The concept of the Hero’s journey is arguable a popular storyline for many stories ranging from Epic of Gilgamesh to modern day Harry Potter and is frequently seen in other literature and media illustrating that the concept of hero and a hero’s journey is not a new one however is still very prominent today. According the Campbell, "The first work of the hero is to retreat from the world scene of secondary effects to those causal zones of the psyche where the difficulties really reside, and there to clarify the difficulties, eradicate them in his own case”. While Gilgamesh does not have the proper morals to be a hero, his story does follow the hero’s journey and is still being told because the values are still relatable and compelling
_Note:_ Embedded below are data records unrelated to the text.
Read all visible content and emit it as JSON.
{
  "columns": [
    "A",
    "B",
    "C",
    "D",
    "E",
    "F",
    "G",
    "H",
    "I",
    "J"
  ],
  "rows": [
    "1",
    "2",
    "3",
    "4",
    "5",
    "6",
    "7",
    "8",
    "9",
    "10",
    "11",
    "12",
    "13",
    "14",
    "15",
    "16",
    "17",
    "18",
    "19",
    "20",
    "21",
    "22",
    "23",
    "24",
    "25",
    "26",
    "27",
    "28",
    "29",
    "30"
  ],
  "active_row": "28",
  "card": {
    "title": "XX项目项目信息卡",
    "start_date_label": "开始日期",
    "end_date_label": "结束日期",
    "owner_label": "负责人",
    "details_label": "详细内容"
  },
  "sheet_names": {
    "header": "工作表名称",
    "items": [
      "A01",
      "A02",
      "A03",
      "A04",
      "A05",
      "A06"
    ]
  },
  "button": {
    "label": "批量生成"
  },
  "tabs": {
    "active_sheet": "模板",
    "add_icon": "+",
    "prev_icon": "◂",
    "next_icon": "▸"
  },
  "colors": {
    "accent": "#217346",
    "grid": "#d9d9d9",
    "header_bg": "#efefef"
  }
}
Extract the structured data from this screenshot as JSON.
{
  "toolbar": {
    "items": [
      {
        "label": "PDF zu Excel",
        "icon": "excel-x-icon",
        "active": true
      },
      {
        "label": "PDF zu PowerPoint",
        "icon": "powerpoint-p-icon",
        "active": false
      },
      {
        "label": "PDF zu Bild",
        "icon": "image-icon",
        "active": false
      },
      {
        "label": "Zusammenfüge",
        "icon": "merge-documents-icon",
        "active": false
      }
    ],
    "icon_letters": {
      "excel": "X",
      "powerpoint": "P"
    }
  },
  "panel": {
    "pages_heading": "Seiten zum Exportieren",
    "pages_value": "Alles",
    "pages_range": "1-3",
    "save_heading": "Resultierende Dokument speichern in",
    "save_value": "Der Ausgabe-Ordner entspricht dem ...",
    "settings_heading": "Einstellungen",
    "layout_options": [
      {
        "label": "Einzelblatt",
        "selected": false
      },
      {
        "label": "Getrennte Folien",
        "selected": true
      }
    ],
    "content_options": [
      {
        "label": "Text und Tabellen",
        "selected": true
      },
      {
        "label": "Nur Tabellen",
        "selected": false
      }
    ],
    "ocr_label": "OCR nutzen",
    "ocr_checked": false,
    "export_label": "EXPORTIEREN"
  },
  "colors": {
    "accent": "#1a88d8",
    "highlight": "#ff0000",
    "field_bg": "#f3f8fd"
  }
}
The novel The Hobbit by J.R.R. Tolkien holds many different literary elements and lenses. These different elements throughout the story are incredibly important giving us different descriptions and information to help understand the novel more. Each one of the elements such as, theme, character, conflict, and motif will be explained helping you understand the novel that much more. Theme is the first element, and one of the most important elements to describe an understanding of the novel.
In any work of fiction, there is bound to be a character who undergoes major changes in his personality and tries to fulfill his/her inner potential. Often times, as is the case with many of these novels, main characters in works like these mirror the inner thoughts and aspirations of the authors, giving anecdotal evidence and experiences via personal storytelling. Catcher in the Rye by JD Salinger explores this theme via a first-person narrative, carefully crafting and weaving stories and small details to invite the reader to sympathize in Holden Caulfield’s experience. Although critics often “complain of the novel’s pedestrian content,” in reality, personal storytelling and integrating themes into dialect is different from pedestrian, uninteresting content because of the nuances embedded within the text (Roemer 5). In his first description of Allie, although the passage is just a “pedestrian” description, the sheer difficulty of opening up and exploring themes subtly comes up via Salinger’s syntax, diction, and tone of the passage.